Human pluripotent stem cells offer the potential of a continually self-renewing source of human cells that can become any tissue or cell type needed to treat human degenerative diseases such as heart failure, diabetes, macular degeneration, MS, ALS, Alzheimer's, and Parkinson's as well as spinal chord injury and other wound healing. Until recently, human embryonic derived stem cells were the principal source of pluripotent cells. New techniques like reprogramming adult human cells point the way to more plentiful and cost-effective cells for research and development. However, our understanding of how to efficiently make specific cell types such as heart or skin cells on demand starting from pluripotent stem cells and how to produce sufficient clinical grade quantities of cells needed for therapy is currently quite limited and presents a significant challenge for researchers in the field of regenerative medicine. Our proposed research offers to directly address this issue by developing research tools and techniques for understanding and monitoring differentiation of human pluripotent stem cells. As pluripotent cells grow and change in a dish in the laboratory they progress to cells that are programmed to become various mature cells based on environment signals. We propose to create targeted bio-probes that will recognize and label only very specific populations of early precursor stem cells. The bio-probes will leave an indelible color coded mark on their target cells so that we can track the progression of these cells over time and determine what type of cells they become in response to interaction with other cells and other environmental cues. We will use time lapse photography to make movies showing color coded precursor cells as they grow, migrate, divide and change into functional mature body cells such as skin or beating heart cells. The ability to mark specific populations of progenitor cells will allow researchers to also isolate them to study their growth and development under various conditions aimed at producing desirable mature cell types from the progenitors. The new tools we propose to develop will help researchers distinguish one stem cell derivative from another so that well characterized cells can be prepared for disease therapies that are free of unwanted cell types.

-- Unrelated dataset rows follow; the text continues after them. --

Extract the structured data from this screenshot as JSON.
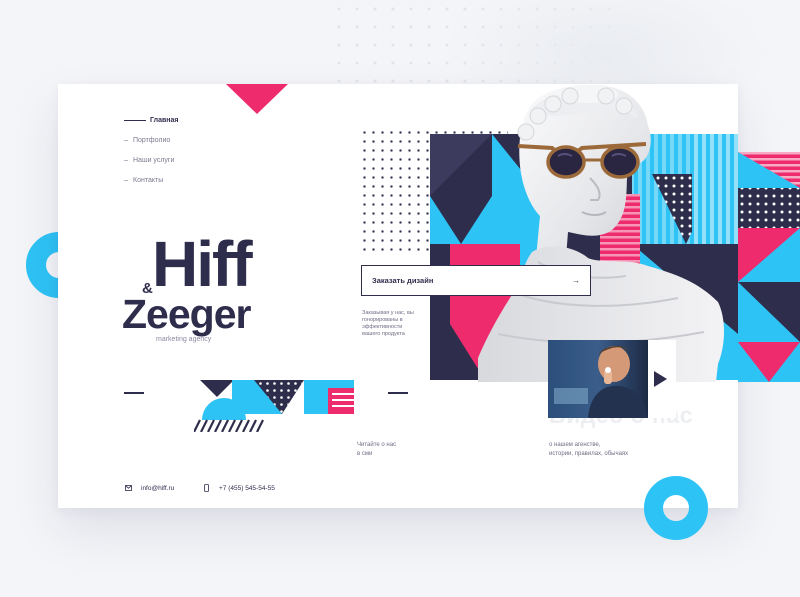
{
  "colors": {
    "navy": "#2f2d4c",
    "cyan": "#2ec3f5",
    "pink": "#ee2b6c",
    "white": "#ffffff"
  },
  "nav": {
    "items": [
      {
        "label": "Главная",
        "active": true
      },
      {
        "label": "Портфолио",
        "active": false
      },
      {
        "label": "Наши услуги",
        "active": false
      },
      {
        "label": "Контакты",
        "active": false
      }
    ]
  },
  "logo": {
    "amp": "&",
    "line1": "Hiff",
    "line2": "Zeeger",
    "tagline": "marketing agency"
  },
  "cta": {
    "label": "Заказать дизайн",
    "arrow_icon": "arrow-right-icon",
    "description": "Заказывая у нас, вы гонорированы в эффективности вашего продукта"
  },
  "video": {
    "title": "Видео о нас",
    "description_line1": "о нашем агенстве,",
    "description_line2": "истории, правилах, обычаях",
    "play_icon": "play-icon"
  },
  "press": {
    "line1": "Читайте о нас",
    "line2": "в сми"
  },
  "footer": {
    "email": "info@hiff.ru",
    "email_icon": "mail-icon",
    "phone": "+7 (455) 545-54-55",
    "phone_icon": "phone-icon"
  }
}
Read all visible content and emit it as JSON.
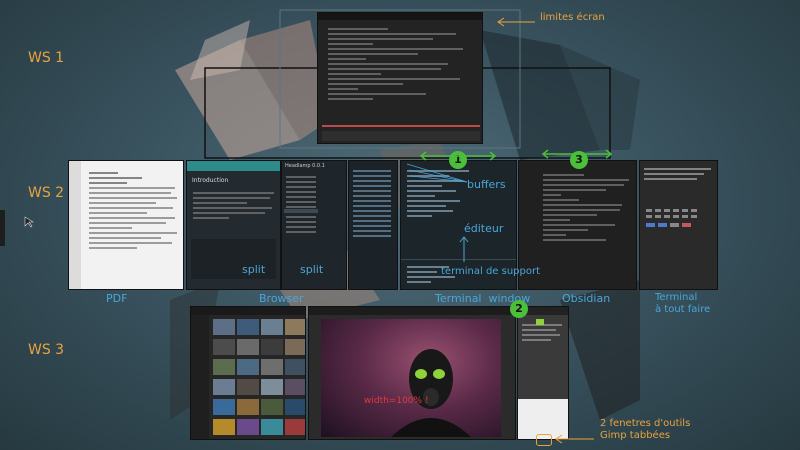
{
  "workspaces": {
    "ws1": "WS 1",
    "ws2": "WS 2",
    "ws3": "WS 3"
  },
  "annotations": {
    "screen_limits": "limites écran",
    "buffers": "buffers",
    "editor": "éditeur",
    "support_terminal": "terminal de support",
    "split_1": "split",
    "split_2": "split",
    "width": "width=100% !",
    "gimp_tools": "2 fenetres d'outils\nGimp tabbées"
  },
  "badges": {
    "one": "1",
    "two": "2",
    "three": "3"
  },
  "window_labels": {
    "pdf": "PDF",
    "browser": "Browser",
    "terminal_window": "Terminal  window",
    "obsidian": "Obsidian",
    "terminal_all": "Terminal\nà tout faire"
  },
  "browser": {
    "title": "Introduction",
    "sidebar_title": "Headlamp 0.0.1"
  },
  "colors": {
    "accent_orange": "#e8a340",
    "label_blue": "#4aa6d8",
    "badge_green": "#4bbf3a",
    "annotation_red": "#e03a3a"
  }
}
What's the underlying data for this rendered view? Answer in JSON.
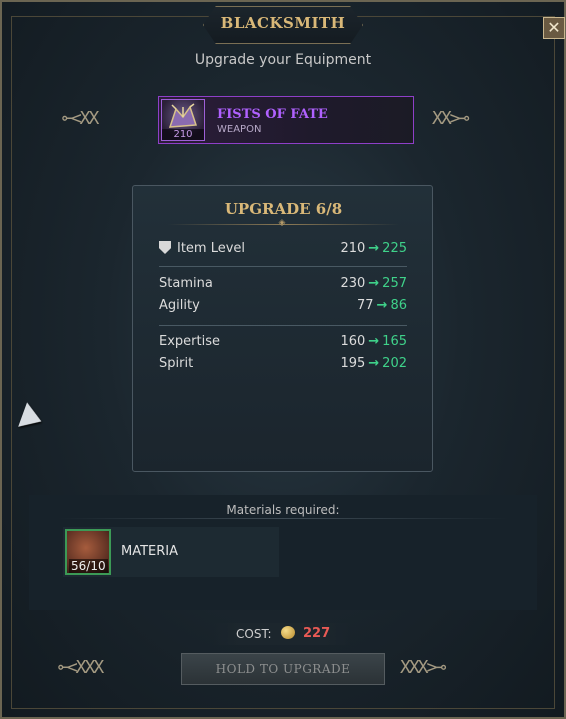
{
  "window": {
    "title": "BLACKSMITH",
    "subtitle": "Upgrade your Equipment",
    "close_label": "✕"
  },
  "item": {
    "name": "FISTS OF FATE",
    "type": "WEAPON",
    "item_level": "210",
    "rarity_color": "#b061ff"
  },
  "upgrade": {
    "title": "UPGRADE 6/8",
    "item_level": {
      "label": "Item Level",
      "from": "210",
      "to": "225"
    },
    "group1": [
      {
        "label": "Stamina",
        "from": "230",
        "to": "257"
      },
      {
        "label": "Agility",
        "from": "77",
        "to": "86"
      }
    ],
    "group2": [
      {
        "label": "Expertise",
        "from": "160",
        "to": "165"
      },
      {
        "label": "Spirit",
        "from": "195",
        "to": "202"
      }
    ]
  },
  "materials": {
    "header": "Materials required:",
    "items": [
      {
        "name": "MATERIA",
        "count": "56/10"
      }
    ]
  },
  "cost": {
    "label": "COST:",
    "value": "227",
    "value_color": "#e85a55"
  },
  "action": {
    "button_label": "HOLD TO UPGRADE"
  },
  "colors": {
    "accent_gold": "#d9b878",
    "stat_increase": "#3fd28a"
  },
  "icons": {
    "close": "close-icon",
    "weapon": "fist-weapon-icon",
    "item_level": "shield-icon",
    "material": "materia-icon",
    "currency": "coin-icon",
    "cursor": "cursor-pointer-icon"
  }
}
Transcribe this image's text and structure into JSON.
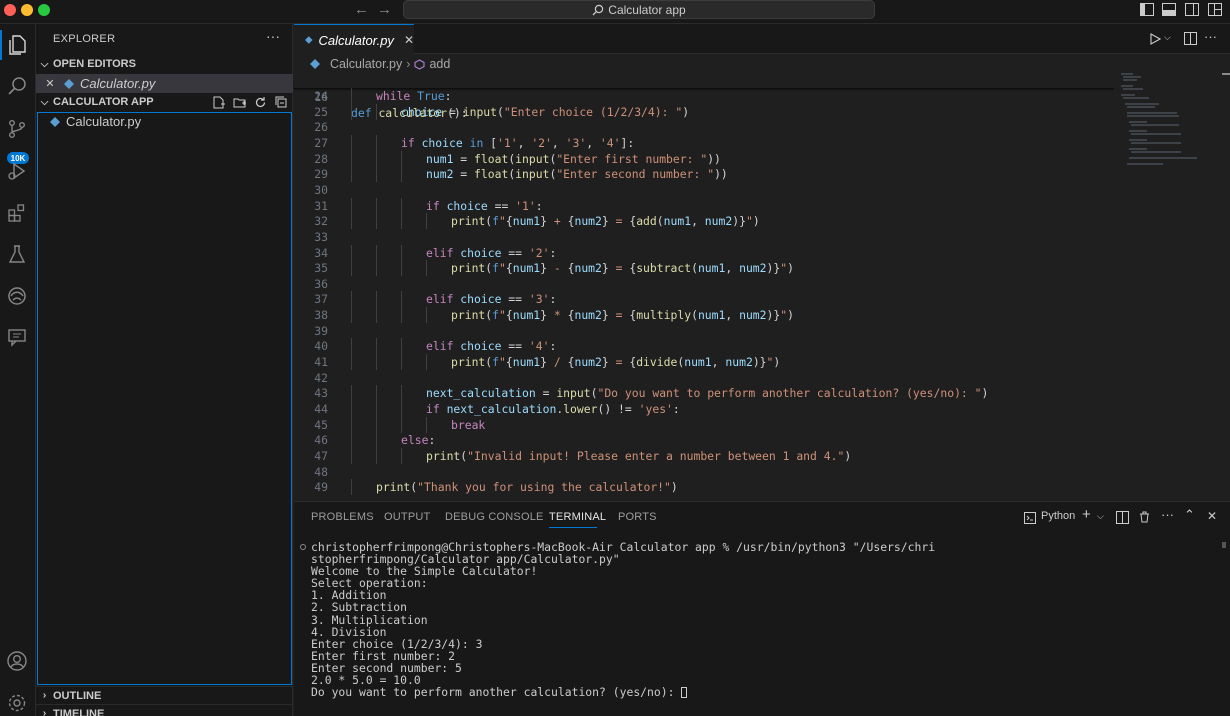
{
  "titlebar": {
    "command_center": "Calculator app",
    "icons": [
      "back-arrow-icon",
      "forward-arrow-icon",
      "search-icon",
      "toggle-primary-sidebar-icon",
      "toggle-panel-icon",
      "toggle-secondary-sidebar-icon",
      "customize-layout-icon"
    ]
  },
  "activity_bar": {
    "items": [
      "explorer-icon",
      "search-icon",
      "source-control-icon",
      "run-debug-icon",
      "extensions-icon",
      "testing-icon",
      "remote-explorer-icon",
      "chat-icon"
    ],
    "source_control_badge": "10K",
    "bottom": [
      "account-icon",
      "settings-gear-icon"
    ]
  },
  "sidebar": {
    "title": "EXPLORER",
    "more": "···",
    "open_editors": {
      "label": "OPEN EDITORS",
      "items": [
        {
          "name": "Calculator.py"
        }
      ]
    },
    "folder": {
      "label": "CALCULATOR APP",
      "items": [
        {
          "name": "Calculator.py"
        }
      ]
    },
    "outline_label": "OUTLINE",
    "timeline_label": "TIMELINE"
  },
  "editor": {
    "tab": {
      "label": "Calculator.py",
      "close": "✕"
    },
    "breadcrumb": {
      "file": "Calculator.py",
      "symbol": "add"
    },
    "sticky": {
      "line": "16",
      "text": "def calculator():"
    },
    "lines": [
      {
        "n": "24",
        "indent": 1,
        "tokens": [
          [
            "kw",
            "while "
          ],
          [
            "kw2",
            "True"
          ],
          [
            "op",
            ":"
          ]
        ]
      },
      {
        "n": "25",
        "indent": 2,
        "tokens": [
          [
            "var",
            "choice"
          ],
          [
            "op",
            " = "
          ],
          [
            "fn",
            "input"
          ],
          [
            "op",
            "("
          ],
          [
            "str",
            "\"Enter choice (1/2/3/4): \""
          ],
          [
            "op",
            ")"
          ]
        ]
      },
      {
        "n": "26",
        "indent": 0,
        "tokens": []
      },
      {
        "n": "27",
        "indent": 2,
        "tokens": [
          [
            "kw",
            "if "
          ],
          [
            "var",
            "choice"
          ],
          [
            "kw2",
            " in "
          ],
          [
            "op",
            "["
          ],
          [
            "str",
            "'1'"
          ],
          [
            "op",
            ", "
          ],
          [
            "str",
            "'2'"
          ],
          [
            "op",
            ", "
          ],
          [
            "str",
            "'3'"
          ],
          [
            "op",
            ", "
          ],
          [
            "str",
            "'4'"
          ],
          [
            "op",
            "]:"
          ]
        ]
      },
      {
        "n": "28",
        "indent": 3,
        "tokens": [
          [
            "var",
            "num1"
          ],
          [
            "op",
            " = "
          ],
          [
            "fn",
            "float"
          ],
          [
            "op",
            "("
          ],
          [
            "fn",
            "input"
          ],
          [
            "op",
            "("
          ],
          [
            "str",
            "\"Enter first number: \""
          ],
          [
            "op",
            "))"
          ]
        ]
      },
      {
        "n": "29",
        "indent": 3,
        "tokens": [
          [
            "var",
            "num2"
          ],
          [
            "op",
            " = "
          ],
          [
            "fn",
            "float"
          ],
          [
            "op",
            "("
          ],
          [
            "fn",
            "input"
          ],
          [
            "op",
            "("
          ],
          [
            "str",
            "\"Enter second number: \""
          ],
          [
            "op",
            "))"
          ]
        ]
      },
      {
        "n": "30",
        "indent": 0,
        "tokens": []
      },
      {
        "n": "31",
        "indent": 3,
        "tokens": [
          [
            "kw",
            "if "
          ],
          [
            "var",
            "choice"
          ],
          [
            "op",
            " == "
          ],
          [
            "str",
            "'1'"
          ],
          [
            "op",
            ":"
          ]
        ]
      },
      {
        "n": "32",
        "indent": 4,
        "tokens": [
          [
            "fn",
            "print"
          ],
          [
            "op",
            "("
          ],
          [
            "kw2",
            "f"
          ],
          [
            "str",
            "\""
          ],
          [
            "op",
            "{"
          ],
          [
            "var",
            "num1"
          ],
          [
            "op",
            "}"
          ],
          [
            "str",
            " + "
          ],
          [
            "op",
            "{"
          ],
          [
            "var",
            "num2"
          ],
          [
            "op",
            "}"
          ],
          [
            "str",
            " = "
          ],
          [
            "op",
            "{"
          ],
          [
            "fn",
            "add"
          ],
          [
            "op",
            "("
          ],
          [
            "var",
            "num1"
          ],
          [
            "op",
            ", "
          ],
          [
            "var",
            "num2"
          ],
          [
            "op",
            ")}"
          ],
          [
            "str",
            "\""
          ],
          [
            "op",
            ")"
          ]
        ]
      },
      {
        "n": "33",
        "indent": 0,
        "tokens": []
      },
      {
        "n": "34",
        "indent": 3,
        "tokens": [
          [
            "kw",
            "elif "
          ],
          [
            "var",
            "choice"
          ],
          [
            "op",
            " == "
          ],
          [
            "str",
            "'2'"
          ],
          [
            "op",
            ":"
          ]
        ]
      },
      {
        "n": "35",
        "indent": 4,
        "tokens": [
          [
            "fn",
            "print"
          ],
          [
            "op",
            "("
          ],
          [
            "kw2",
            "f"
          ],
          [
            "str",
            "\""
          ],
          [
            "op",
            "{"
          ],
          [
            "var",
            "num1"
          ],
          [
            "op",
            "}"
          ],
          [
            "str",
            " - "
          ],
          [
            "op",
            "{"
          ],
          [
            "var",
            "num2"
          ],
          [
            "op",
            "}"
          ],
          [
            "str",
            " = "
          ],
          [
            "op",
            "{"
          ],
          [
            "fn",
            "subtract"
          ],
          [
            "op",
            "("
          ],
          [
            "var",
            "num1"
          ],
          [
            "op",
            ", "
          ],
          [
            "var",
            "num2"
          ],
          [
            "op",
            ")}"
          ],
          [
            "str",
            "\""
          ],
          [
            "op",
            ")"
          ]
        ]
      },
      {
        "n": "36",
        "indent": 0,
        "tokens": []
      },
      {
        "n": "37",
        "indent": 3,
        "tokens": [
          [
            "kw",
            "elif "
          ],
          [
            "var",
            "choice"
          ],
          [
            "op",
            " == "
          ],
          [
            "str",
            "'3'"
          ],
          [
            "op",
            ":"
          ]
        ]
      },
      {
        "n": "38",
        "indent": 4,
        "tokens": [
          [
            "fn",
            "print"
          ],
          [
            "op",
            "("
          ],
          [
            "kw2",
            "f"
          ],
          [
            "str",
            "\""
          ],
          [
            "op",
            "{"
          ],
          [
            "var",
            "num1"
          ],
          [
            "op",
            "}"
          ],
          [
            "str",
            " * "
          ],
          [
            "op",
            "{"
          ],
          [
            "var",
            "num2"
          ],
          [
            "op",
            "}"
          ],
          [
            "str",
            " = "
          ],
          [
            "op",
            "{"
          ],
          [
            "fn",
            "multiply"
          ],
          [
            "op",
            "("
          ],
          [
            "var",
            "num1"
          ],
          [
            "op",
            ", "
          ],
          [
            "var",
            "num2"
          ],
          [
            "op",
            ")}"
          ],
          [
            "str",
            "\""
          ],
          [
            "op",
            ")"
          ]
        ]
      },
      {
        "n": "39",
        "indent": 0,
        "tokens": []
      },
      {
        "n": "40",
        "indent": 3,
        "tokens": [
          [
            "kw",
            "elif "
          ],
          [
            "var",
            "choice"
          ],
          [
            "op",
            " == "
          ],
          [
            "str",
            "'4'"
          ],
          [
            "op",
            ":"
          ]
        ]
      },
      {
        "n": "41",
        "indent": 4,
        "tokens": [
          [
            "fn",
            "print"
          ],
          [
            "op",
            "("
          ],
          [
            "kw2",
            "f"
          ],
          [
            "str",
            "\""
          ],
          [
            "op",
            "{"
          ],
          [
            "var",
            "num1"
          ],
          [
            "op",
            "}"
          ],
          [
            "str",
            " / "
          ],
          [
            "op",
            "{"
          ],
          [
            "var",
            "num2"
          ],
          [
            "op",
            "}"
          ],
          [
            "str",
            " = "
          ],
          [
            "op",
            "{"
          ],
          [
            "fn",
            "divide"
          ],
          [
            "op",
            "("
          ],
          [
            "var",
            "num1"
          ],
          [
            "op",
            ", "
          ],
          [
            "var",
            "num2"
          ],
          [
            "op",
            ")}"
          ],
          [
            "str",
            "\""
          ],
          [
            "op",
            ")"
          ]
        ]
      },
      {
        "n": "42",
        "indent": 0,
        "tokens": []
      },
      {
        "n": "43",
        "indent": 3,
        "tokens": [
          [
            "var",
            "next_calculation"
          ],
          [
            "op",
            " = "
          ],
          [
            "fn",
            "input"
          ],
          [
            "op",
            "("
          ],
          [
            "str",
            "\"Do you want to perform another calculation? (yes/no): \""
          ],
          [
            "op",
            ")"
          ]
        ]
      },
      {
        "n": "44",
        "indent": 3,
        "tokens": [
          [
            "kw",
            "if "
          ],
          [
            "var",
            "next_calculation"
          ],
          [
            "op",
            "."
          ],
          [
            "fn",
            "lower"
          ],
          [
            "op",
            "() != "
          ],
          [
            "str",
            "'yes'"
          ],
          [
            "op",
            ":"
          ]
        ]
      },
      {
        "n": "45",
        "indent": 4,
        "tokens": [
          [
            "kw",
            "break"
          ]
        ]
      },
      {
        "n": "46",
        "indent": 2,
        "tokens": [
          [
            "kw",
            "else"
          ],
          [
            "op",
            ":"
          ]
        ]
      },
      {
        "n": "47",
        "indent": 3,
        "tokens": [
          [
            "fn",
            "print"
          ],
          [
            "op",
            "("
          ],
          [
            "str",
            "\"Invalid input! Please enter a number between 1 and 4.\""
          ],
          [
            "op",
            ")"
          ]
        ]
      },
      {
        "n": "48",
        "indent": 0,
        "tokens": []
      },
      {
        "n": "49",
        "indent": 1,
        "tokens": [
          [
            "fn",
            "print"
          ],
          [
            "op",
            "("
          ],
          [
            "str",
            "\"Thank you for using the calculator!\""
          ],
          [
            "op",
            ")"
          ]
        ]
      }
    ],
    "actions": [
      "run-python-file-icon",
      "run-dropdown-icon",
      "split-editor-icon",
      "more-actions-icon"
    ]
  },
  "panel": {
    "tabs": [
      "PROBLEMS",
      "OUTPUT",
      "DEBUG CONSOLE",
      "TERMINAL",
      "PORTS"
    ],
    "active_tab": "TERMINAL",
    "terminal_name": "Python",
    "terminal": [
      "christopherfrimpong@Christophers-MacBook-Air Calculator app % /usr/bin/python3 \"/Users/chri",
      "stopherfrimpong/Calculator app/Calculator.py\"",
      "Welcome to the Simple Calculator!",
      "Select operation:",
      "1. Addition",
      "2. Subtraction",
      "3. Multiplication",
      "4. Division",
      "Enter choice (1/2/3/4): 3",
      "Enter first number: 2",
      "Enter second number: 5",
      "2.0 * 5.0 = 10.0",
      "Do you want to perform another calculation? (yes/no): "
    ]
  },
  "colors": {
    "accent": "#0078d4",
    "python_icon": "#5a9fd4"
  }
}
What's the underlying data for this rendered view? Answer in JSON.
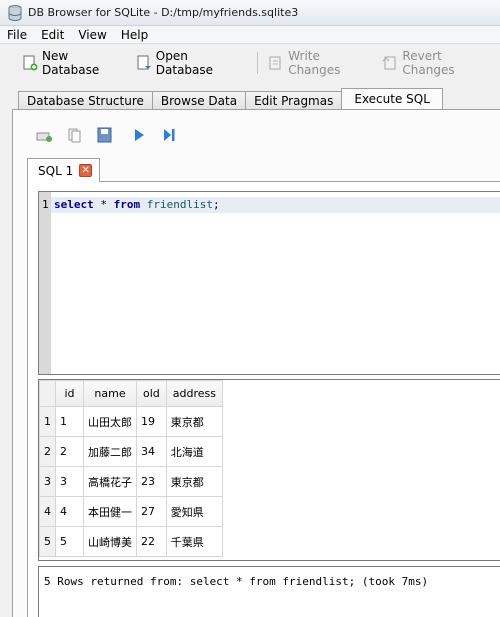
{
  "window": {
    "title": "DB Browser for SQLite - D:/tmp/myfriends.sqlite3"
  },
  "menu": [
    "File",
    "Edit",
    "View",
    "Help"
  ],
  "toolbar": {
    "new_database": "New Database",
    "open_database": "Open Database",
    "write_changes": "Write Changes",
    "revert_changes": "Revert Changes"
  },
  "tabs": [
    "Database Structure",
    "Browse Data",
    "Edit Pragmas",
    "Execute SQL"
  ],
  "sql_tab": {
    "label": "SQL 1"
  },
  "editor": {
    "line_number": "1",
    "keyword_select": "select",
    "star": " * ",
    "keyword_from": "from",
    "table": "friendlist",
    "semicolon": ";"
  },
  "results": {
    "columns": [
      "id",
      "name",
      "old",
      "address"
    ],
    "rows": [
      {
        "n": "1",
        "id": "1",
        "name": "山田太郎",
        "old": "19",
        "address": "東京都"
      },
      {
        "n": "2",
        "id": "2",
        "name": "加藤二郎",
        "old": "34",
        "address": "北海道"
      },
      {
        "n": "3",
        "id": "3",
        "name": "高橋花子",
        "old": "23",
        "address": "東京都"
      },
      {
        "n": "4",
        "id": "4",
        "name": "本田健一",
        "old": "27",
        "address": "愛知県"
      },
      {
        "n": "5",
        "id": "5",
        "name": "山崎博美",
        "old": "22",
        "address": "千葉県"
      }
    ]
  },
  "status": {
    "message": "5 Rows returned from: select * from friendlist; (took 7ms)"
  }
}
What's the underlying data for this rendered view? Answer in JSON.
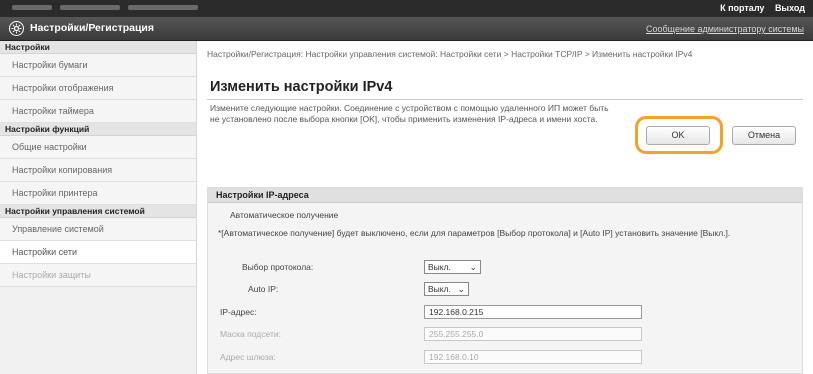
{
  "topbar": {
    "portal_link": "К порталу",
    "logout_link": "Выход"
  },
  "header": {
    "title": "Настройки/Регистрация",
    "message_link": "Сообщение администратору системы"
  },
  "sidebar": {
    "sections": [
      {
        "label": "Настройки",
        "items": [
          "Настройки бумаги",
          "Настройки отображения",
          "Настройки таймера"
        ]
      },
      {
        "label": "Настройки функций",
        "items": [
          "Общие настройки",
          "Настройки копирования",
          "Настройки принтера"
        ]
      },
      {
        "label": "Настройки управления системой",
        "items": [
          "Управление системой",
          "Настройки сети",
          "Настройки защиты"
        ]
      }
    ]
  },
  "main": {
    "breadcrumb": "Настройки/Регистрация: Настройки управления системой: Настройки сети > Настройки TCP/IP > Изменить настройки IPv4",
    "title": "Изменить настройки IPv4",
    "description": "Измените следующие настройки. Соединение с устройством с помощью удаленного ИП может быть не установлено после выбора кнопки [OK], чтобы применить изменения IP-адреса и имени хоста.",
    "ok_label": "OK",
    "cancel_label": "Отмена",
    "panel": {
      "header": "Настройки IP-адреса",
      "auto_header": "Автоматическое получение",
      "note": "*[Автоматическое получение] будет выключено, если для параметров [Выбор протокола] и [Auto IP] установить значение [Выкл.].",
      "protocol_label": "Выбор протокола:",
      "protocol_value": "Выкл.",
      "autoip_label": "Auto IP:",
      "autoip_value": "Выкл.",
      "ip_label": "IP-адрес:",
      "ip_value": "192.168.0.215",
      "mask_label": "Маска подсети:",
      "mask_value": "255.255.255.0",
      "gateway_label": "Адрес шлюза:",
      "gateway_value": "192.168.0.10"
    }
  }
}
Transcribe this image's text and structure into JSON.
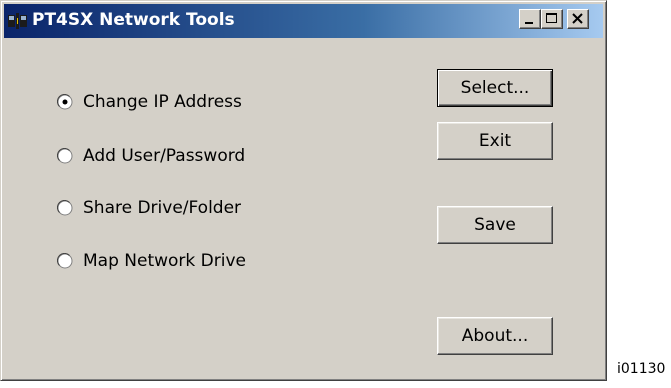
{
  "window": {
    "title": "PT4SX Network Tools",
    "app_icon": "network-tools-icon",
    "controls": {
      "minimize_icon": "minimize-icon",
      "maximize_icon": "maximize-icon",
      "close_icon": "close-icon"
    }
  },
  "options": {
    "selected": "Change IP Address",
    "items": [
      {
        "label": "Change IP Address",
        "checked": true
      },
      {
        "label": "Add User/Password",
        "checked": false
      },
      {
        "label": "Share Drive/Folder",
        "checked": false
      },
      {
        "label": "Map Network Drive",
        "checked": false
      }
    ]
  },
  "buttons": {
    "select": "Select...",
    "exit": "Exit",
    "save": "Save",
    "about": "About..."
  },
  "figure_id": "i01130",
  "colors": {
    "title_gradient_start": "#0a246a",
    "title_gradient_end": "#a6caf0",
    "face": "#d4d0c8"
  }
}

About half of California's families have a child or adult who has suffered or will suffer from a serious medical conditions that could potentially be treated with stem cell therapies whether it be cell transplantation, the use of drugs tested on stem cell derived cells or drugs that affect endogenous stem cells to promote healing. The proposed research will result in new tools and technologies for identifying, isolating and tracking progenitor cells that are derived from pluripotent stem cells. Recent advances allow more ready access to pluripotent stem cells through reprogramming however there remains a critical need to understand how efficiently derive cells for therapy or drug testing. The innovative and versatile tools we propose to develop would allow California researchers to to tag lineage specific cells derived from any pluripotent stem cell line at any point in development. Multiple probes can be used to study two or more lineages at the same time. The technology can be used to target progenitor cells with a known biomarker interaction or to identify new surface markers or combinations that distinguish one type of precursor cell from another. These tools will make it easier for researchers to understand how to derive useful therapeutic cells from embryonic and other types of stem cells in the laboratory, to determine how to make and scale up pure cell populations that are free of unwanted cells and thus facilitate the translation of research to the development of cells and regenerative medicines for treating the patient population of California. An added benefit to California will be that the movies we create of differentiating ES cells will have important educational value for the general public's understanding of stem cells and their potential for curing disease. There are many other benefits to California researchers that will result from the development of the proposed progenitor targeting probe technology among them are improved assay development for differentiation agents, characterization of cells for transplant, and monitoring the fate of transplanted cells. Our proposed tools would therefore benefit the California economy by advancing the biomedical industry.